A few other details about purchasing are covered here that I haven't talked about at either Ordering or on my Standing Schedule (my regular baked good rotation). Prices are posted on the product-list.
Here is the current list of pickup options:
- Pickup at the bakery: Baked items are available from 3-7 PM for the Wednesday baking or 7 AM to Noon for the Saturday baking. I often have some baked goods done by 7PM on Friday so call if you want to try to pick-up early. The bakery is around the back of my house in Arcadia Cohousing.
- Carrboro Farmer's Market 3:30-6:30PM Wednesday's (Opening for 2012 April 11th and running through Thanksgiving) and 9AM-Noon Saturdays (7AM-Noon April through October). My permanent Saturday spot is in the outfield right next to Peregrine Farm. At the Southeast end of the covered space, hang an immediate right. In the colder months though, look for me somewhere under the Eastern shelter - usually across from Peregrine Farm and next to Chapel Hill Creamery. My permanent Wednesday spot is now under the same Eastern shelter that is on the far side from town hall. I'm on the East side and the third stall from the gazebo.
- Angelina's Kitchen in Pittsboro started carrying some of baked goods in January 2013. Please stop by for a sample and to try a loaf or a half loaf.
- Sorry, but as of January 2013 I'm no longer at the Chapel Hill Farmers' Market over at University Mall.
If you forget to pick-up or can't make it, I will just freeze your order so that you can arrange to get it at your convenience.

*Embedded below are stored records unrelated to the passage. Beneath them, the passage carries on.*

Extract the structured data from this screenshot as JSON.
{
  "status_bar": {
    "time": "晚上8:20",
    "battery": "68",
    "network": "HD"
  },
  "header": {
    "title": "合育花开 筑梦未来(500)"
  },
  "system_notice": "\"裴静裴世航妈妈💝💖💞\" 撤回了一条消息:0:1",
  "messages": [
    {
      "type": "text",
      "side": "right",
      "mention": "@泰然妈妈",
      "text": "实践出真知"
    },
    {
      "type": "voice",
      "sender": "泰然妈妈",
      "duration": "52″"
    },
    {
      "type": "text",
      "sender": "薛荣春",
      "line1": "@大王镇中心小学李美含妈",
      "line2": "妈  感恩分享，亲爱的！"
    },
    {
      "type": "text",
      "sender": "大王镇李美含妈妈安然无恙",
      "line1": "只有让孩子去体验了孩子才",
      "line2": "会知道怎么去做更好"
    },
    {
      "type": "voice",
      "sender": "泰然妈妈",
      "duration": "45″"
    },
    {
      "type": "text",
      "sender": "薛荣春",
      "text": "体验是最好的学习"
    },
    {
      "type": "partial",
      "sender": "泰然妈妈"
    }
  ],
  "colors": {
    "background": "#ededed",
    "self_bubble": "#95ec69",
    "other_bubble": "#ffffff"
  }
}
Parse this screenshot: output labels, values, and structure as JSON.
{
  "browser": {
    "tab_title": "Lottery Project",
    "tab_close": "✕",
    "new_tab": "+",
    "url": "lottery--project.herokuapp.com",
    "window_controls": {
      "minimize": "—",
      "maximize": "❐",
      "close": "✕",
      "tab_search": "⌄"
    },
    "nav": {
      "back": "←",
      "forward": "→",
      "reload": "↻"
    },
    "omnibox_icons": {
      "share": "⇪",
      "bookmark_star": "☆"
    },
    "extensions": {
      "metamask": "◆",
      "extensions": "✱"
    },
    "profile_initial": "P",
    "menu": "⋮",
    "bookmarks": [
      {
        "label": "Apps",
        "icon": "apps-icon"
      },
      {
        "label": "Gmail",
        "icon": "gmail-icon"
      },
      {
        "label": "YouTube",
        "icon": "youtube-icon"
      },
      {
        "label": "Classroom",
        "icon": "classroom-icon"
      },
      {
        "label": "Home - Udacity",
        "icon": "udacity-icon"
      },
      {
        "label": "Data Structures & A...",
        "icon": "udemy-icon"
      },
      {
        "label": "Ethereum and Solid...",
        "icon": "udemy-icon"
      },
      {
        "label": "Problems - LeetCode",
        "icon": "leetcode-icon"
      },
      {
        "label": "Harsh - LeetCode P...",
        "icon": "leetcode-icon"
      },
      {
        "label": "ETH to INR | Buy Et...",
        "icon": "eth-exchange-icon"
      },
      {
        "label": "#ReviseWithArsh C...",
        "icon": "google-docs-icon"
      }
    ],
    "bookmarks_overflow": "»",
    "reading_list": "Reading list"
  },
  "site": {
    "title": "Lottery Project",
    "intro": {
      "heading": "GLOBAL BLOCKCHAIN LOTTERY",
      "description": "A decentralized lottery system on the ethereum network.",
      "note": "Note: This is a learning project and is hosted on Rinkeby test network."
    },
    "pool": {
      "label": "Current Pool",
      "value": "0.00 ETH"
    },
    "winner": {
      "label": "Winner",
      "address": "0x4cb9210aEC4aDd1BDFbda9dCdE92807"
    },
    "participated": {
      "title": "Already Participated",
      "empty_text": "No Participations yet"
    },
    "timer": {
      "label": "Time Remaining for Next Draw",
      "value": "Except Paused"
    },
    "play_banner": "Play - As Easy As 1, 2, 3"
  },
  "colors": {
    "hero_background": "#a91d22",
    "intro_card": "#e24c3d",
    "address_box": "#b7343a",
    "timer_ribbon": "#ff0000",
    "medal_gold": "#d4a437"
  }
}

Cost and Payment
Costs are now detailed out on the ordering application. Payment is accepted by cash, check, credit card (you have to pay the transaction fee of about $0.25 for each $10.00), or dwolla. Dwolla requires you to load money into your spending account by linking it to your bank account. This can take 2-3 days, but once the money is there it is instantaneous to send or receive cash via a web-page that you can access via a browser or smart-phone application. The Carrboro market used to have an ATM on-site, but it is not working but you can go to one at a gas station right across the street. I'm happy to take these Dwolla payments live as well. I can also take pre-payments if you don't want to bother having to pay every week and my ordering application tracks and show your ordering history and either current balance or amount owed.
I have shipped via USPS Priority Mail some of my baked goods with success. I have shipped Biscotti all the way to California and several Dark Rye loaves to Colorado. I put the loaves in paper bags to absorb any condensation and then put them inside a plastic bag. Cost of priority mail is roughly $5.00-$10.00 anywhere in the continental US. However in the Triangle it is just $5.50 I'll pay your delivery costs with a minimum order of $20.00. You will get it next day within roughly the Piedmont region of NC and two-days is the standard delivery time. For Saturday delivery the only problem is I'm still baking when the mail pickup comes on Friday so I won't have some things ready. I might have the Honey Wheat loaves ready, but the scones, biscotti, Cinnamon Raisin Bread, and the Dark Rye or Spelt would not be ready. I could freeze things and ship them another day, but at that point it is probably best for you to come out to the market or a bakery and take home a larger order that you can package and freeze in sizes that work for you.
It is sad but true - real food spoils. Depending on the amount of humidity in your house, my baked goods are probably more likely to mold if left for several days in a bag or bread box at room temperature. For my breads I typically recommend just putting a piece of tinfoil on the cut end and leaving it at room-temperature outside of a bag. For items like scones, tortillas, and english muffins that don't have a crust on them like bread it is better to have them in a bag or container. If it will be more than a couple of days before you eat them, consider freezing them. Putting anything in the fridge is an option too, but it should be in a good bag/container since the fridge is a very low-humidity environment and the items will dry out and they also go stale faster in the fridge because it is the perfect staling temperature. If you store it in the freezer, let it thaw in the bag to re-absorb the moisture forced out of it. Let me know if you have any other storage tips.